After four years of slow but steady growth in median income, South Dakotans who live outside a metropolitan or micropolitan area are closing the income gap with their city cousins, according to federal data recently updated through 2013.
While South Dakotans who live in metro areas still take home more bacon to the tune of $11,000 per year, those in metropolitan areas have seen median incomes stagnate and dip in recent years while their country cousins have chugged upwards. The gap between South Dakotans of non-metro and metro status has gone from $17,000 in 2008 to $10,000 in 2012, the smallest such gap since at least 1999.
It was a rural county -- Bon Homme County -- that saw the state's largest percentage increase in median income between 2012 and 2013. Bon Homme County was up 9.5 percent, from $41,827 to $45,803.
As non-metro incomes continued their steady growth, metro incomes resumed growth between 2012 and 2013, widening the gap to $11,000.
In 2013, South Dakotans living in metropolitan areas logged a median income of $54,781 compared to $43,650 for those in non-metropolitan areas and $48,638 for those living in micropolitan areas. The state as a whole showed a median income of $49,200 in 2013. (The median income for South Dakota's micropolitan areas has closely tracked the median income for the state as a whole since 1999. Both remain virtually unchanged when inflation is factored in.)
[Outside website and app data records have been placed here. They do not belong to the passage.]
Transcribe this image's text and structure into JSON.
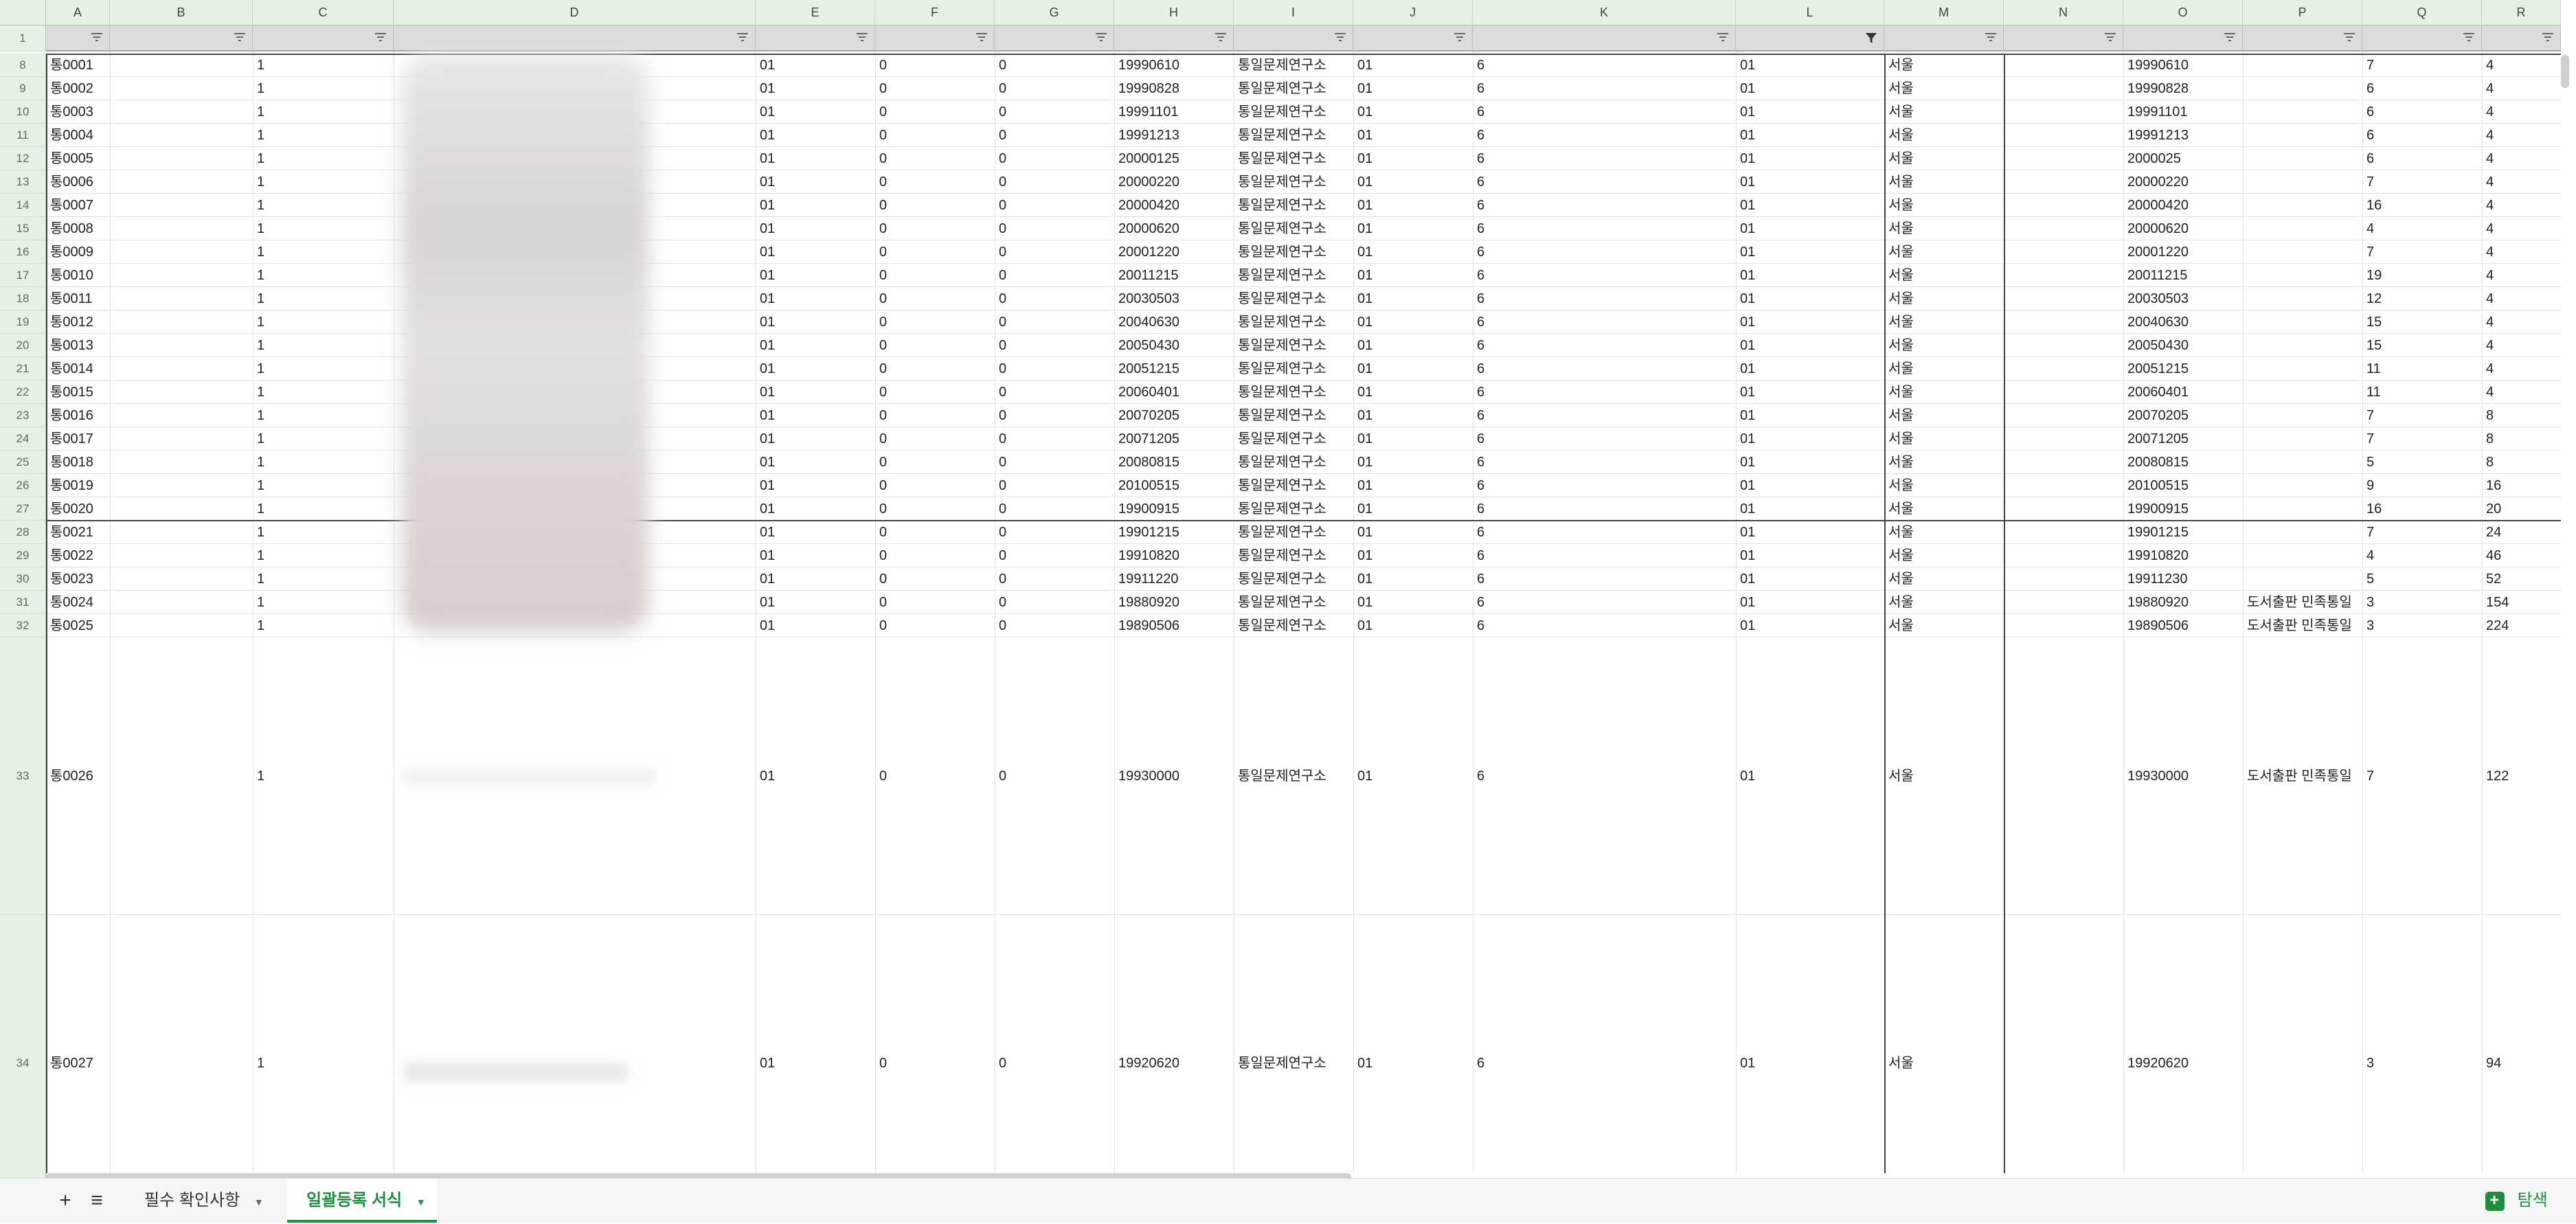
{
  "columns": [
    "A",
    "B",
    "C",
    "D",
    "E",
    "F",
    "G",
    "H",
    "I",
    "J",
    "K",
    "L",
    "M",
    "N",
    "O",
    "P",
    "Q",
    "R"
  ],
  "first_row_number": "1",
  "rows": [
    {
      "num": "8",
      "A": "통0001",
      "C": "1",
      "E": "01",
      "F": "0",
      "G": "0",
      "H": "19990610",
      "I": "통일문제연구소",
      "J": "01",
      "K": "6",
      "L": "01",
      "M": "서울",
      "O": "19990610",
      "P": "",
      "Q": "7",
      "R": "4"
    },
    {
      "num": "9",
      "A": "통0002",
      "C": "1",
      "E": "01",
      "F": "0",
      "G": "0",
      "H": "19990828",
      "I": "통일문제연구소",
      "J": "01",
      "K": "6",
      "L": "01",
      "M": "서울",
      "O": "19990828",
      "P": "",
      "Q": "6",
      "R": "4"
    },
    {
      "num": "10",
      "A": "통0003",
      "C": "1",
      "E": "01",
      "F": "0",
      "G": "0",
      "H": "19991101",
      "I": "통일문제연구소",
      "J": "01",
      "K": "6",
      "L": "01",
      "M": "서울",
      "O": "19991101",
      "P": "",
      "Q": "6",
      "R": "4"
    },
    {
      "num": "11",
      "A": "통0004",
      "C": "1",
      "E": "01",
      "F": "0",
      "G": "0",
      "H": "19991213",
      "I": "통일문제연구소",
      "J": "01",
      "K": "6",
      "L": "01",
      "M": "서울",
      "O": "19991213",
      "P": "",
      "Q": "6",
      "R": "4"
    },
    {
      "num": "12",
      "A": "통0005",
      "C": "1",
      "E": "01",
      "F": "0",
      "G": "0",
      "H": "20000125",
      "I": "통일문제연구소",
      "J": "01",
      "K": "6",
      "L": "01",
      "M": "서울",
      "O": "2000025",
      "P": "",
      "Q": "6",
      "R": "4"
    },
    {
      "num": "13",
      "A": "통0006",
      "C": "1",
      "E": "01",
      "F": "0",
      "G": "0",
      "H": "20000220",
      "I": "통일문제연구소",
      "J": "01",
      "K": "6",
      "L": "01",
      "M": "서울",
      "O": "20000220",
      "P": "",
      "Q": "7",
      "R": "4"
    },
    {
      "num": "14",
      "A": "통0007",
      "C": "1",
      "E": "01",
      "F": "0",
      "G": "0",
      "H": "20000420",
      "I": "통일문제연구소",
      "J": "01",
      "K": "6",
      "L": "01",
      "M": "서울",
      "O": "20000420",
      "P": "",
      "Q": "16",
      "R": "4"
    },
    {
      "num": "15",
      "A": "통0008",
      "C": "1",
      "E": "01",
      "F": "0",
      "G": "0",
      "H": "20000620",
      "I": "통일문제연구소",
      "J": "01",
      "K": "6",
      "L": "01",
      "M": "서울",
      "O": "20000620",
      "P": "",
      "Q": "4",
      "R": "4"
    },
    {
      "num": "16",
      "A": "통0009",
      "C": "1",
      "E": "01",
      "F": "0",
      "G": "0",
      "H": "20001220",
      "I": "통일문제연구소",
      "J": "01",
      "K": "6",
      "L": "01",
      "M": "서울",
      "O": "20001220",
      "P": "",
      "Q": "7",
      "R": "4"
    },
    {
      "num": "17",
      "A": "통0010",
      "C": "1",
      "E": "01",
      "F": "0",
      "G": "0",
      "H": "20011215",
      "I": "통일문제연구소",
      "J": "01",
      "K": "6",
      "L": "01",
      "M": "서울",
      "O": "20011215",
      "P": "",
      "Q": "19",
      "R": "4"
    },
    {
      "num": "18",
      "A": "통0011",
      "C": "1",
      "E": "01",
      "F": "0",
      "G": "0",
      "H": "20030503",
      "I": "통일문제연구소",
      "J": "01",
      "K": "6",
      "L": "01",
      "M": "서울",
      "O": "20030503",
      "P": "",
      "Q": "12",
      "R": "4"
    },
    {
      "num": "19",
      "A": "통0012",
      "C": "1",
      "E": "01",
      "F": "0",
      "G": "0",
      "H": "20040630",
      "I": "통일문제연구소",
      "J": "01",
      "K": "6",
      "L": "01",
      "M": "서울",
      "O": "20040630",
      "P": "",
      "Q": "15",
      "R": "4"
    },
    {
      "num": "20",
      "A": "통0013",
      "C": "1",
      "E": "01",
      "F": "0",
      "G": "0",
      "H": "20050430",
      "I": "통일문제연구소",
      "J": "01",
      "K": "6",
      "L": "01",
      "M": "서울",
      "O": "20050430",
      "P": "",
      "Q": "15",
      "R": "4"
    },
    {
      "num": "21",
      "A": "통0014",
      "C": "1",
      "E": "01",
      "F": "0",
      "G": "0",
      "H": "20051215",
      "I": "통일문제연구소",
      "J": "01",
      "K": "6",
      "L": "01",
      "M": "서울",
      "O": "20051215",
      "P": "",
      "Q": "11",
      "R": "4"
    },
    {
      "num": "22",
      "A": "통0015",
      "C": "1",
      "E": "01",
      "F": "0",
      "G": "0",
      "H": "20060401",
      "I": "통일문제연구소",
      "J": "01",
      "K": "6",
      "L": "01",
      "M": "서울",
      "O": "20060401",
      "P": "",
      "Q": "11",
      "R": "4"
    },
    {
      "num": "23",
      "A": "통0016",
      "C": "1",
      "E": "01",
      "F": "0",
      "G": "0",
      "H": "20070205",
      "I": "통일문제연구소",
      "J": "01",
      "K": "6",
      "L": "01",
      "M": "서울",
      "O": "20070205",
      "P": "",
      "Q": "7",
      "R": "8"
    },
    {
      "num": "24",
      "A": "통0017",
      "C": "1",
      "E": "01",
      "F": "0",
      "G": "0",
      "H": "20071205",
      "I": "통일문제연구소",
      "J": "01",
      "K": "6",
      "L": "01",
      "M": "서울",
      "O": "20071205",
      "P": "",
      "Q": "7",
      "R": "8"
    },
    {
      "num": "25",
      "A": "통0018",
      "C": "1",
      "E": "01",
      "F": "0",
      "G": "0",
      "H": "20080815",
      "I": "통일문제연구소",
      "J": "01",
      "K": "6",
      "L": "01",
      "M": "서울",
      "O": "20080815",
      "P": "",
      "Q": "5",
      "R": "8"
    },
    {
      "num": "26",
      "A": "통0019",
      "C": "1",
      "E": "01",
      "F": "0",
      "G": "0",
      "H": "20100515",
      "I": "통일문제연구소",
      "J": "01",
      "K": "6",
      "L": "01",
      "M": "서울",
      "O": "20100515",
      "P": "",
      "Q": "9",
      "R": "16"
    },
    {
      "num": "27",
      "A": "통0020",
      "C": "1",
      "E": "01",
      "F": "0",
      "G": "0",
      "H": "19900915",
      "I": "통일문제연구소",
      "J": "01",
      "K": "6",
      "L": "01",
      "M": "서울",
      "O": "19900915",
      "P": "",
      "Q": "16",
      "R": "20"
    },
    {
      "num": "28",
      "A": "통0021",
      "C": "1",
      "E": "01",
      "F": "0",
      "G": "0",
      "H": "19901215",
      "I": "통일문제연구소",
      "J": "01",
      "K": "6",
      "L": "01",
      "M": "서울",
      "O": "19901215",
      "P": "",
      "Q": "7",
      "R": "24"
    },
    {
      "num": "29",
      "A": "통0022",
      "C": "1",
      "E": "01",
      "F": "0",
      "G": "0",
      "H": "19910820",
      "I": "통일문제연구소",
      "J": "01",
      "K": "6",
      "L": "01",
      "M": "서울",
      "O": "19910820",
      "P": "",
      "Q": "4",
      "R": "46"
    },
    {
      "num": "30",
      "A": "통0023",
      "C": "1",
      "E": "01",
      "F": "0",
      "G": "0",
      "H": "19911220",
      "I": "통일문제연구소",
      "J": "01",
      "K": "6",
      "L": "01",
      "M": "서울",
      "O": "19911230",
      "P": "",
      "Q": "5",
      "R": "52"
    },
    {
      "num": "31",
      "A": "통0024",
      "C": "1",
      "E": "01",
      "F": "0",
      "G": "0",
      "H": "19880920",
      "I": "통일문제연구소",
      "J": "01",
      "K": "6",
      "L": "01",
      "M": "서울",
      "O": "19880920",
      "P": "도서출판 민족통일",
      "Q": "3",
      "R": "154"
    },
    {
      "num": "32",
      "A": "통0025",
      "C": "1",
      "E": "01",
      "F": "0",
      "G": "0",
      "H": "19890506",
      "I": "통일문제연구소",
      "J": "01",
      "K": "6",
      "L": "01",
      "M": "서울",
      "O": "19890506",
      "P": "도서출판 민족통일",
      "Q": "3",
      "R": "224"
    },
    {
      "num": "33",
      "A": "통0026",
      "C": "1",
      "E": "01",
      "F": "0",
      "G": "0",
      "H": "19930000",
      "I": "통일문제연구소",
      "J": "01",
      "K": "6",
      "L": "01",
      "M": "서울",
      "O": "19930000",
      "P": "도서출판 민족통일",
      "Q": "7",
      "R": "122"
    },
    {
      "num": "34",
      "A": "통0027",
      "C": "1",
      "E": "01",
      "F": "0",
      "G": "0",
      "H": "19920620",
      "I": "통일문제연구소",
      "J": "01",
      "K": "6",
      "L": "01",
      "M": "서울",
      "O": "19920620",
      "P": "",
      "Q": "3",
      "R": "94"
    }
  ],
  "tabs": {
    "add": "+",
    "list": "≡",
    "sheet1": "필수 확인사항",
    "sheet2": "일괄등록 서식",
    "explore": "탐색"
  },
  "icons": {
    "filter": "filter-icon",
    "filter_active": "filter-active-icon",
    "add": "plus-icon",
    "list": "sheet-list-icon",
    "explore": "explore-icon"
  },
  "colors": {
    "accent": "#1e8e3e",
    "header_bg": "#e6f1e6",
    "filter_bg": "#dcdcdc"
  }
}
The Black Hills region has seen a similar stagnate trend, however the median income in the Black Hills has slipped in recent years, and now a gap exists between the region and the state as a whole. The median income in the Black Hills region has held at about $47,000 since at least 1999, keeping it virtually even with the overall state figure. But when the state's overall median income ticked up to nearly $50,000 in 2011, the Black Hills region remained at $47,000 and then dipped to $46,750 in 2013.
Among the state's nine micropolitan areas, the Pierre micropolitan area (Hughes, Stanley, and Sully counties) ranked No. 1 at $58,121. The Vermillion micropolitan area (Clay County) is last at $38,173.
Among South Dakota's 66 counties, Lincoln County in the Sioux Falls metro area maintained its No. 1 spot, with a median income of $78,567 in 2013. Buffalo County, on the Crow Creek Indian Reservation, stayed in last place with a median income of $21,572. Buffalo County also logged the largest percentage drop in median income, at 15.6 percent, down from $25,552.
The city of Harrisburg, in Lincoln County, claims the No. 1 spot for South Dakota's most populous 27 cities, with a median income of $72,404 in 2013. The city of Tea, also in Lincoln County, is at No. 2 with $71,975. All of the top five cities are in southeast South Dakota, and four are bedroom communities to the largest city of Sioux Falls, which ranks No. 7 with $51,672.
The state capital of Pierre is No. 6 at $55,063, while third-largest Aberdeen ranks No. 9 at $47,963 and second-largest Rapid City ranks No. 11 at $46,370.